To keep the spinach and kale fresh for a few weeks, I wash it, dry it, then place it in paper towel lined plastic containers. (I really need to invest in tea towels!).

Lunch

My 4:00 “lunch” at work is always muffins. I make my own, usually with a fruit or veggie in it. I make a week’s worth of muffins on my cooking day (currently Saturday). This has my only added sugar for the day: 1 tablespoon of sugar per day.

Dinner

Dinner varies from week to week, but it is the same every day in any given week, as I make a batch of it on my cooking day. I’ve made carrot-infused turkey meatloaf, mini quiches and stews with various spices. My favorite has been Mexican-flavored stew with a little bit of chicken and a lot of veggies. At one large chicken breast per week, this is all the meat I usually eat.

Snacks

If I have not reached my calorie count for the day, I’ll end my day with a snack. So far, I’ve been eating up the snacks I already had, but I’ll probably lean towards snacks of nuts or cheeses.

I’ll also be adding in more fresh veggies as the growing season allows. The great thing about veggies is that they allow you to feel full without adding in a lot of calories.

Weekends

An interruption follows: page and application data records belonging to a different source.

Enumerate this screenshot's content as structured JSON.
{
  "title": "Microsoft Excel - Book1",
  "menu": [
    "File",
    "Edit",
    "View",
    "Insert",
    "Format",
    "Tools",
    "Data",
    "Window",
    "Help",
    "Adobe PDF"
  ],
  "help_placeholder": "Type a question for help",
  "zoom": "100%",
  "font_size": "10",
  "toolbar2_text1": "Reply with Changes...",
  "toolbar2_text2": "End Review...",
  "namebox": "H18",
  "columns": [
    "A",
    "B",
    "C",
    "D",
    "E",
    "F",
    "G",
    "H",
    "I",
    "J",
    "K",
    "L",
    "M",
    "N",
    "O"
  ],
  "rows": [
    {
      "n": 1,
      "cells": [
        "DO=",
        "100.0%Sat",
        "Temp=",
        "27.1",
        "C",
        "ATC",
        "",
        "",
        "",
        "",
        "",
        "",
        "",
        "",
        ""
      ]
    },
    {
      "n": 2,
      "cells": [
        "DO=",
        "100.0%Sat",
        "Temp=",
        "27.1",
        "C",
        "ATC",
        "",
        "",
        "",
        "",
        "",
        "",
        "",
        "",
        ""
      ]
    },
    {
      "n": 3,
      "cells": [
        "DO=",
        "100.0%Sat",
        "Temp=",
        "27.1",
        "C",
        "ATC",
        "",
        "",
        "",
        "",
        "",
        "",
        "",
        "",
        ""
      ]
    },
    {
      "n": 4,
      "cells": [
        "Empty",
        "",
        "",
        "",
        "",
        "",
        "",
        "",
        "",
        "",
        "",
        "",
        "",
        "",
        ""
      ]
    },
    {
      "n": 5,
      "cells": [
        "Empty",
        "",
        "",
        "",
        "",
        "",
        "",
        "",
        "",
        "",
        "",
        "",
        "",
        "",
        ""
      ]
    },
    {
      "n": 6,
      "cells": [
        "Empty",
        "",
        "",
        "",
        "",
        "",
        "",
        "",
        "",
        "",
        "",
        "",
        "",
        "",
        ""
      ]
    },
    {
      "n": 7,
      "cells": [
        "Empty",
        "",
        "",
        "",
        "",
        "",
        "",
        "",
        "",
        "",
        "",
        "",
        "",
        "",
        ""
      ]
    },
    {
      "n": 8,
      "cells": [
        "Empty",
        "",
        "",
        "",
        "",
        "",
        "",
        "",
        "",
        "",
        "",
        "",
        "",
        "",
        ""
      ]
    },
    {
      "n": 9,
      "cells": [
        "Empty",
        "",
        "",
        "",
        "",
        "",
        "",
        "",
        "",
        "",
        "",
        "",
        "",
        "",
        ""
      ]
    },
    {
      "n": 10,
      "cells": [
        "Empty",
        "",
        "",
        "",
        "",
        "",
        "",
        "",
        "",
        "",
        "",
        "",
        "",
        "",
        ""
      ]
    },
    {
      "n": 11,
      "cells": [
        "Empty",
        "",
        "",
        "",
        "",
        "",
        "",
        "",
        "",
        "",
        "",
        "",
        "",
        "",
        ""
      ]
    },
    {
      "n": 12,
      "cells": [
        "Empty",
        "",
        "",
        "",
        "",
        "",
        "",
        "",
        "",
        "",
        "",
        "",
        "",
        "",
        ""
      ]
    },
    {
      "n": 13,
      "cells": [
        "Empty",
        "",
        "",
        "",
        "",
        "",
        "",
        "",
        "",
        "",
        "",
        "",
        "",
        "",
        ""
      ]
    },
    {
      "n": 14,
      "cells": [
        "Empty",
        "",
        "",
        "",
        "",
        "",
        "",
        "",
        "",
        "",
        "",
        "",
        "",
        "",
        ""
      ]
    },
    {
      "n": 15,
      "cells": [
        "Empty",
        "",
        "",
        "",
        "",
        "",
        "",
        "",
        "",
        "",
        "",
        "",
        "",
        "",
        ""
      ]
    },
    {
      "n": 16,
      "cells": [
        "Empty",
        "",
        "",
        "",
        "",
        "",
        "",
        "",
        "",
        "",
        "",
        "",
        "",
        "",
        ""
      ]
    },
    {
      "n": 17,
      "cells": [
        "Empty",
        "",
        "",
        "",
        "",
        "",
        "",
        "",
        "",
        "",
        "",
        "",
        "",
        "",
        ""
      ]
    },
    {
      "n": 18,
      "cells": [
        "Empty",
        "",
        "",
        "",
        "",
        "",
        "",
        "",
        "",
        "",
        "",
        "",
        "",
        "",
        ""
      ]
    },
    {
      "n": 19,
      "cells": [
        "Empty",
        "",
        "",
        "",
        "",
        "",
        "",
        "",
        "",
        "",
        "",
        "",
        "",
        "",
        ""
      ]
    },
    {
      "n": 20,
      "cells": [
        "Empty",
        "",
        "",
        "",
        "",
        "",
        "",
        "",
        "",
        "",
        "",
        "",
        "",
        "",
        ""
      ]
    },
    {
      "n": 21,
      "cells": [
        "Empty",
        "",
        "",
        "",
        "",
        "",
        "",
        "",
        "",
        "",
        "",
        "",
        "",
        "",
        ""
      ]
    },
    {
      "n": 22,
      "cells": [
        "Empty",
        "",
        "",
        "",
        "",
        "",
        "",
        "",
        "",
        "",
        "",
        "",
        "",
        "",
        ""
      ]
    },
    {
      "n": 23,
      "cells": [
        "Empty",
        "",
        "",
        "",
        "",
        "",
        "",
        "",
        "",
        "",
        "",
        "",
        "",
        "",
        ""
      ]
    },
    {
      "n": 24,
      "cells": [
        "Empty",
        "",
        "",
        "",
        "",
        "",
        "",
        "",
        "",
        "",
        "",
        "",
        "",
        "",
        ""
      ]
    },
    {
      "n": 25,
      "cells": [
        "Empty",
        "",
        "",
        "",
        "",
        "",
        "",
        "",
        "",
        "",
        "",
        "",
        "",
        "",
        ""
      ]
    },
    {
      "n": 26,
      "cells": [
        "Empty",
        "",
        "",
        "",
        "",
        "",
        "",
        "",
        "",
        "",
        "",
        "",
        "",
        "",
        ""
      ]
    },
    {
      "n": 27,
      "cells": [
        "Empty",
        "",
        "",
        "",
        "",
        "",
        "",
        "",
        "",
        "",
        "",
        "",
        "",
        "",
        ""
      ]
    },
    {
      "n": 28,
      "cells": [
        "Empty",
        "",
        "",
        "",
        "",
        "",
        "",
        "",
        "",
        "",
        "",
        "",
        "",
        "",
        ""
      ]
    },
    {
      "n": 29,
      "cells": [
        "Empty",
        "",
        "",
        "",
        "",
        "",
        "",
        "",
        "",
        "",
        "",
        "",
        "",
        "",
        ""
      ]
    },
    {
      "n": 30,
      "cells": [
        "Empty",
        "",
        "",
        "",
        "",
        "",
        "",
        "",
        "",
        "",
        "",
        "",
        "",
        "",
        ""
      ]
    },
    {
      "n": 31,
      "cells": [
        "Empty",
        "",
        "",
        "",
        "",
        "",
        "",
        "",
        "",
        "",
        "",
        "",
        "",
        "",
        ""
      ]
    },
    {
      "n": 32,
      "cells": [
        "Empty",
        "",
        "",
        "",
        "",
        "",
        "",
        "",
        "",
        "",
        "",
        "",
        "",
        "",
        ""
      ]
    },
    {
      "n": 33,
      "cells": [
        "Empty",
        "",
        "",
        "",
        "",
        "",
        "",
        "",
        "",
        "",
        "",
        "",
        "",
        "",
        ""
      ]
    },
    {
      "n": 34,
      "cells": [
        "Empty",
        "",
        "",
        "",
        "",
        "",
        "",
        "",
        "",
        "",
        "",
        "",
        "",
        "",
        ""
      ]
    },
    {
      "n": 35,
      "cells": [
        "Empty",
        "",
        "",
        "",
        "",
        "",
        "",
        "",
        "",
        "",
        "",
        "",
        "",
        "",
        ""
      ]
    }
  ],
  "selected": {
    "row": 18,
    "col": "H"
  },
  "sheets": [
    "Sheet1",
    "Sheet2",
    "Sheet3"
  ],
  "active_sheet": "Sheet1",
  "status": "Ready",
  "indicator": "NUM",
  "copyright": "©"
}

Weekends I start my day with a smoothie, but tend to vary my evening meal. Lately, I’ve  gotten on a cheese bread kick (made with homemade, whole-wheat dough which I freeze). Though this is more calories than I eat in one meal any other time in the week, I usually replace both lunch and dinner with it.

What healthy, from-scratch meals do you make?

Pantry Staples

unnamed (6)After a recent post about groceries, I was talking with a friend about how we manage to go grocery shopping so “rarely”–anywhere from one week to three weeks.

That got me to thinking about how we pull it off, and what it boils down to is this:  we keep certain things (foods, spices, etc.) in our kitchen that can be utilized by many different dishes.  Here are a few examples:

1.  A broad assortment of spices.  In addition to the standard spices, like cinnamon, salt and pepper, make sure to have a few other options available too.  Ones I find I use a lot include ginger, cumin, parsley, and (surprisingly) crushed red pepper flakes.

The benefit to having a variety of seemingly random spices is that if you don’t have a spice on hand that a recipe calls for, a quick internet search often yields an appropriate substitute, thus eliminating the need to go out to the store and spend money.  For example, I did not have poultry seasoning on hand for a recipe, but I did have rosemary, oregano, sage, ginger, marjoram, and thyme that Google told me would make a decent DIY poultry seasoning.  It worked!

2.  Protein source.  Be it lentils, peanut butter, chicken, beef, fish, or lamb, keeping a protein source at the ready can help you create the skeleton of a recipe.  Plus, if you stock up when meats are on sale, you can also save money!

3.  Veggies.   It is a well-known fact that I incorporate almost-rotten foods in my cooking because I hate the idea of wasting food (and thus wasting money), but don’t discount frozen and canned vegetables either.  Toss them in with your spices and protein source, and you are well on your way to a tasty casserole of your own making.

4.  Cream of something soup.  Ronnica makes her own cream of chicken soup; I prefer to buy mine.  No matter your soup origin preference, if you have cream of chicken/mushroom/celery soup on hand, then you have a critical component of hundreds of recipes.

What food staples do you keep handy?